Walt’s Notes on the garden – February 2021
Whether gray or sunny, when walking through the garden I’m always struck by the overall greenness here. After/during a rain, our native plants especially radiate greens that just capture your eye.
Our native woods are not like those in the Midwest where I grew up and went to college; there were few native evergreens in the forests, just endless open spaces with deciduous shrubs and trees emerging from the carpet of fallen leaves. Here, we have a rich ground-level evergreen plant community.
Salal (Gaultheria shallon) can be a dominating plant here. If happy, it will expand in all directions with underground runners. This can be used to advantage in binding slopes together but just don’t plant smaller, slower-growing plants close by. The next time you look for them, you may not find them swallowed up by the leathery leaves. In shade, it’ll easily reach 3-5 feet, half that in sunnier, drier spots. Soon, the white urn-shaped blossoms will appear and attract bumblebees and other pollinators. Come fall, the bluish-black fruits are delicious whether picked on a hike or made into a jelly.
Taller growing and also with very edible fruits is the evergreen huckleberry Vaccinium ovatum. In sunnier spots, this shrub will be more compact and show off with glorious coral-orange new growth. I’ve seen hedges of it utilizing this feature to good advantage. Like salad though, it appreciates having its roots kept damp. Mulches of fallen leaves are helpful here, never more than a couple of inches in depth.
‘Dramatic’ – that can apply to our Western Sword Fern, Polystichum munitum. It grows so easily, until it doesn’t, that we tend to pass over it without a second glance. Visitors from England marvel at its abundance here though. Add to the fact that these plants can live for hundreds of years and you begin to appreciate it more. Native peoples would and still do line pits with the fronds to bake salmon and other edibles like camas bulbs.
Smaller but no less striking is our deer fern, Blechnum spicant, so-called due to the fronds lying horizontally as if a deer had made its bed there. Whereas most of our other ferns have spores on the undersides of their fronds, deer fern displays a set of fertile fronds in late summer. These dark shoots rise vertically some 10-18” allowing wind currents or passing animals brushing them to help disperse the spores. Deer fern appreciates a more shaded, moist site than the Western Sword fern.

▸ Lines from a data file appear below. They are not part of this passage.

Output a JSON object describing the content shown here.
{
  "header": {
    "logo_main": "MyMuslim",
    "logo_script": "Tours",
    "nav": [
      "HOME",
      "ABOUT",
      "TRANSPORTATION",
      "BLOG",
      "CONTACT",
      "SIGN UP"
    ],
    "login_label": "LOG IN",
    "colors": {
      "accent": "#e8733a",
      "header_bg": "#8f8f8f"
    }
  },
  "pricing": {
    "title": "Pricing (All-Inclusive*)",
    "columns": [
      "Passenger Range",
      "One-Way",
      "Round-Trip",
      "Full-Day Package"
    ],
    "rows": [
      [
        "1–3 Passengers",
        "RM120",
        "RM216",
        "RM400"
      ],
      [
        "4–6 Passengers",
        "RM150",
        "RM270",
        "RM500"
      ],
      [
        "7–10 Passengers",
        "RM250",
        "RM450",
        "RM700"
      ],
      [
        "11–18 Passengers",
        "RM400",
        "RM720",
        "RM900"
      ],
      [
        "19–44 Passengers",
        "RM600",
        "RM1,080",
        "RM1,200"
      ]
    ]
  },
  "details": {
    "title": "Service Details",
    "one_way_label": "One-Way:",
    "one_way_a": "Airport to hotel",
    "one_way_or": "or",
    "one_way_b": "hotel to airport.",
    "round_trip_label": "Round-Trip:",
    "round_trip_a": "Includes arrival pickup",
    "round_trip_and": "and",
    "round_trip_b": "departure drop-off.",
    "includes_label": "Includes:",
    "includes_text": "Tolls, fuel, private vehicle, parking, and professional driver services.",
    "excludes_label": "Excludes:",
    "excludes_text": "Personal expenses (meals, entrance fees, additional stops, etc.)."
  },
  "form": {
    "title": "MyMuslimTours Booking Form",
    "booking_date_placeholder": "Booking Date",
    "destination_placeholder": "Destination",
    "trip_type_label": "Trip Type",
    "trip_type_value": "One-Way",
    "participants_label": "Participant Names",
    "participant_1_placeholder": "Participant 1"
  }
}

Our native ground ginger can go unnoticed until you see a fair-sized patch of it. Asarum caudatum is a low-growing evergreen plant of the Birchwort family (Aristolochiaceae) which also has the curious vines known as Dutchman’s pipe due to the shape of the flowers. Asarum flowers are often pointing downward which makes it easy for slugs and snails to pollinate them. Once they set seed, ants shift the seeds away from the parent. Note that I didn’t say they ate the seeds, rather they are attracted to a protein and lipid nutritional attachment of the seed known as an elaiosome. It’s a bribe – eat this but leave the seed alone! And, by moving the whole package away, it reduces competition with the parent plant. Clever! This is known as myrmecophily and is known in quite a few plants. You may have noticed how Cyclamen in your own garden travels. Lastly, yes, the roots were used as a substitute for the tropical ginger plant.
Mitella ovalis (Coastal Mitrewort) is an evergreen herbaceous plant that sits quietly until it begins to bloom. Then, a flurry of upright spikes appear with small yellow-green flowers all along the stems. Small, black seeds will eventually help spread the clump; division done in late winter can speed the process up if you want more. A bolder and larger relative is Heuchera chlorantha, one of the alumroots. This doesn’t need your help to spread as I can testify in my own garden.
All of these are in the Kruckeberg garden and signed if you’re not familiar with them at first sight. Good hunting out in the forest too!
Professor Emeritus, Horticulture, Edmonds College